Task goal - Omit the pictures, then write out every entry exactly as it reads.
━━━ Information provided ━━━
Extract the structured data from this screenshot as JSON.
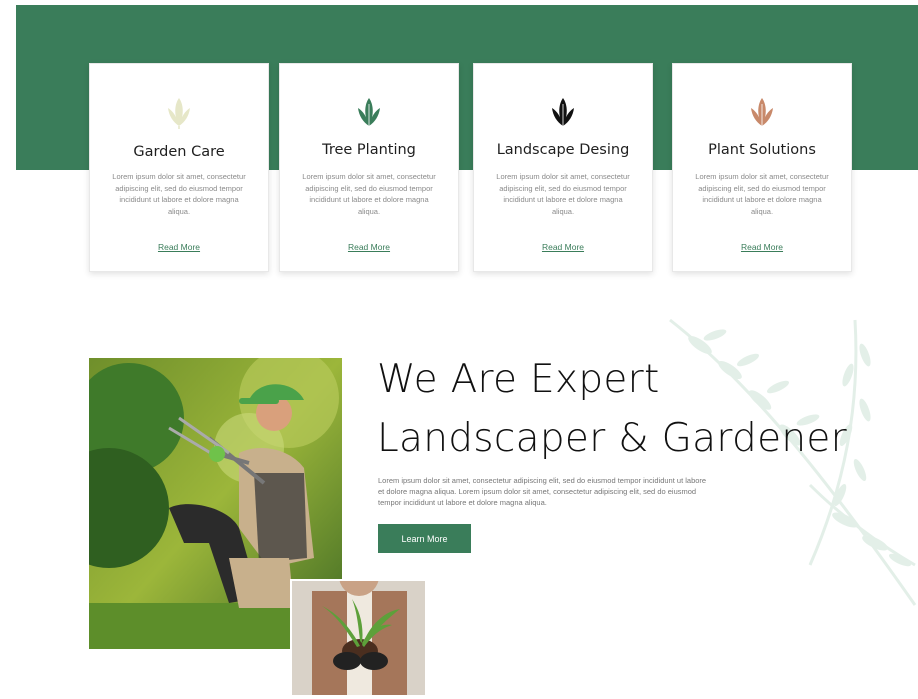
{
  "colors": {
    "brand_green": "#3a7d5a",
    "leaf_pale": "#e6e7c8",
    "leaf_green": "#3a7d5a",
    "leaf_black": "#111111",
    "leaf_orange": "#c8896a"
  },
  "services": [
    {
      "title": "Garden Care",
      "icon": "leaf-pale-icon",
      "description": "Lorem ipsum dolor sit amet, consectetur adipiscing elit, sed do eiusmod tempor incididunt ut labore et dolore magna aliqua.",
      "link": "Read More"
    },
    {
      "title": "Tree Planting",
      "icon": "leaf-green-icon",
      "description": "Lorem ipsum dolor sit amet, consectetur adipiscing elit, sed do eiusmod tempor incididunt ut labore et dolore magna aliqua.",
      "link": "Read More"
    },
    {
      "title": "Landscape Desing",
      "icon": "leaf-black-icon",
      "description": "Lorem ipsum dolor sit amet, consectetur adipiscing elit, sed do eiusmod tempor incididunt ut labore et dolore magna aliqua.",
      "link": "Read More"
    },
    {
      "title": "Plant Solutions",
      "icon": "leaf-orange-icon",
      "description": "Lorem ipsum dolor sit amet, consectetur adipiscing elit, sed do eiusmod tempor incididunt ut labore et dolore magna aliqua.",
      "link": "Read More"
    }
  ],
  "about": {
    "heading_line1": "We Are Expert",
    "heading_line2": "Landscaper & Gardener",
    "paragraph": "Lorem ipsum dolor sit amet, consectetur adipiscing elit, sed do eiusmod tempor incididunt ut labore et dolore magna aliqua. Lorem ipsum dolor sit amet, consectetur adipiscing elit, sed do eiusmod tempor incididunt ut labore et dolore magna aliqua.",
    "button": "Learn More"
  }
}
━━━
Solution to the problem -
Extract the structured data from this screenshot as JSON.
{
  "colors": {
    "brand_green": "#3a7d5a",
    "leaf_pale": "#e6e7c8",
    "leaf_green": "#3a7d5a",
    "leaf_black": "#111111",
    "leaf_orange": "#c8896a"
  },
  "services": [
    {
      "title": "Garden Care",
      "icon": "leaf-pale-icon",
      "description": "Lorem ipsum dolor sit amet, consectetur adipiscing elit, sed do eiusmod tempor incididunt ut labore et dolore magna aliqua.",
      "link": "Read More"
    },
    {
      "title": "Tree Planting",
      "icon": "leaf-green-icon",
      "description": "Lorem ipsum dolor sit amet, consectetur adipiscing elit, sed do eiusmod tempor incididunt ut labore et dolore magna aliqua.",
      "link": "Read More"
    },
    {
      "title": "Landscape Desing",
      "icon": "leaf-black-icon",
      "description": "Lorem ipsum dolor sit amet, consectetur adipiscing elit, sed do eiusmod tempor incididunt ut labore et dolore magna aliqua.",
      "link": "Read More"
    },
    {
      "title": "Plant Solutions",
      "icon": "leaf-orange-icon",
      "description": "Lorem ipsum dolor sit amet, consectetur adipiscing elit, sed do eiusmod tempor incididunt ut labore et dolore magna aliqua.",
      "link": "Read More"
    }
  ],
  "about": {
    "heading_line1": "We Are Expert",
    "heading_line2": "Landscaper & Gardener",
    "paragraph": "Lorem ipsum dolor sit amet, consectetur adipiscing elit, sed do eiusmod tempor incididunt ut labore et dolore magna aliqua. Lorem ipsum dolor sit amet, consectetur adipiscing elit, sed do eiusmod tempor incididunt ut labore et dolore magna aliqua.",
    "button": "Learn More"
  }
}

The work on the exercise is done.